Jennie Gallimore (Advisor), Clark Shingledecker (Committee Member), Ganapathy Subhashini (Committee Member)
Master of Science in Engineering (MSEgr)
Air Traffic has shown a steady increase since the institution of commercial aviation in the first quarter of the last century, and the use of the United States National Airspace System (NAS) is expected to increase by 45 percent more passengers by the year 2015 (Smith, 2004). The increasing demands of the NAS require preventive measures in order to preserve the safety of operations. NextGen is a transformative program expected to enhance the safety and effectiveness of NAS operations. One of the ways that it will achieve these goals is by improving air-ground communications.
In the current system, communications between pilots and Air Traffic Control (ATC) is accomplished via voice radio; controllers have the task of communicating clearance information to aircraft in their designated airspace. This method of communication proves to be effective when used during urgent situations utilizing short messages. Voice communication can be ineffective and inefficient under various other circumstances. For example, message length and complexity can burden pilot memory. For NextGen, the use of data link allows for the creation of data communication (DataComm) messages and clearances sent directly to flight deck displays, thereby reducing the need for voice. DataComm will enable future communication systems to relieve the pilot from retaining immediate fight path information as it is communicated. This information may overload their cognitive processing abilities resulting in a reduced ability to make accurate and correct decisions.
There have been several studies evaluating the effects of DataComm using textual message displays on the flight deck. To date there is no evidence of major research investigation of the use of graphics and or hybrid techniques for DataComm message display .

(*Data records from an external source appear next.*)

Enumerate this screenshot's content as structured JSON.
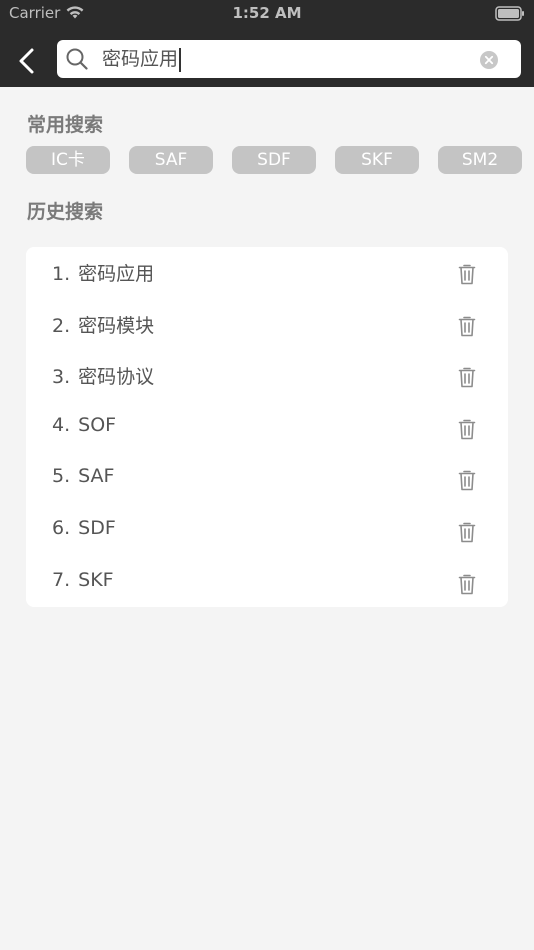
{
  "status_bar": {
    "carrier": "Carrier",
    "time": "1:52 AM",
    "wifi_icon": "wifi-icon",
    "battery_icon": "battery-icon"
  },
  "nav": {
    "back_icon": "chevron-left-icon",
    "search": {
      "value": "密码应用",
      "icon": "search-icon",
      "clear_icon": "clear-icon"
    }
  },
  "common_search": {
    "title": "常用搜索",
    "tags": [
      "IC卡",
      "SAF",
      "SDF",
      "SKF",
      "SM2"
    ]
  },
  "history_search": {
    "title": "历史搜索",
    "items": [
      {
        "index": "1.",
        "label": "密码应用"
      },
      {
        "index": "2.",
        "label": "密码模块"
      },
      {
        "index": "3.",
        "label": "密码协议"
      },
      {
        "index": "4.",
        "label": "SOF"
      },
      {
        "index": "5.",
        "label": "SAF"
      },
      {
        "index": "6.",
        "label": "SDF"
      },
      {
        "index": "7.",
        "label": "SKF"
      }
    ],
    "delete_icon": "trash-icon"
  },
  "colors": {
    "header_bg": "#2b2b2b",
    "page_bg": "#f4f4f4",
    "tag_bg": "#c4c4c4",
    "tag_text": "#ffffff",
    "section_title": "#7a7a7a",
    "list_text": "#555555"
  }
}
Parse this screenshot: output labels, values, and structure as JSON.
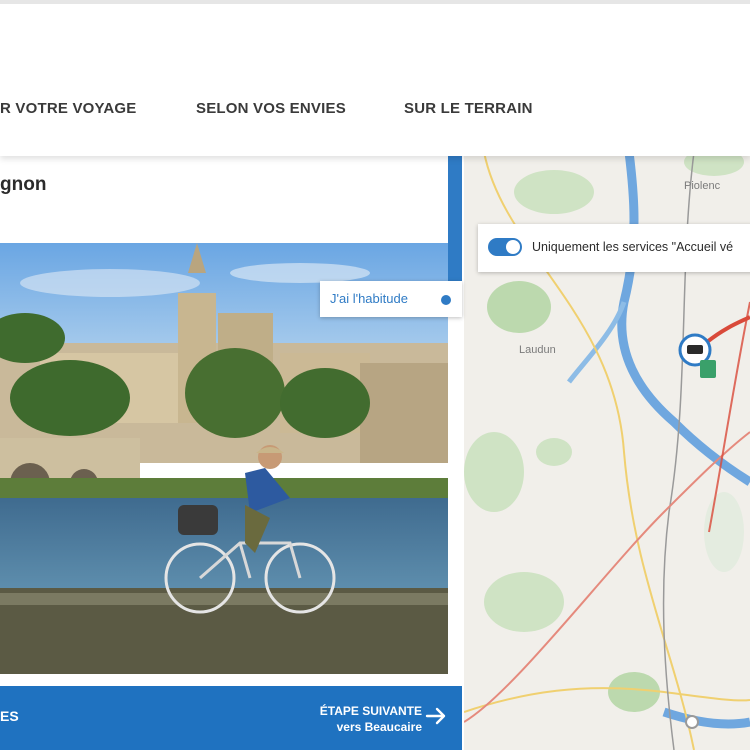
{
  "nav": {
    "items": [
      {
        "label": "R VOTRE VOYAGE"
      },
      {
        "label": "SELON VOS ENVIES"
      },
      {
        "label": "SUR LE TERRAIN"
      }
    ]
  },
  "step": {
    "title": "gnon"
  },
  "photo_badge": {
    "label": "J'ai l'habitude"
  },
  "map": {
    "filter_label": "Uniquement les services \"Accueil vé",
    "filter_enabled": true,
    "places": [
      "Piolenc",
      "Laudun"
    ]
  },
  "footer": {
    "prev_label": "ES",
    "next_line1": "ÉTAPE SUIVANTE",
    "next_line2": "vers Beaucaire"
  },
  "colors": {
    "brand_blue": "#1f72c0",
    "accent_blue": "#2f7bc5",
    "route_red": "#d94a3a"
  }
}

The objectives of this research were to investigate the effects of text and graphics formats on pilot interpretation of spatial clearances given en route. Pilot performance was evaluated for five communication formats (TEXT only, Graphics+Text, Graphics+Text+updated UM, Graphics+Text+Altitude Situation Display, and Graphics+Imbedded Text+Altitude Situation Display). The performance measures were time to interpret an uplink message (UM) from ATC, and percentage of correct responses, including correct acceptance and correct rejection of a clearance. The findings indicated that there are statistically significant differences in pilot performance when using graphics to communicate ATC uplink clearances. As the number of elements in a clearance increased, pilot performance with respect to response time and percent correct was significantly improved with combined graphics and text formats compared to a text-only format.
Department or Program
Department of Biomedical, Industrial & Human Factors Engineering
Year Degree Awarded
Copyright 2013, all rights reserved. This open access ETD is published by Wright State University and OhioLINK.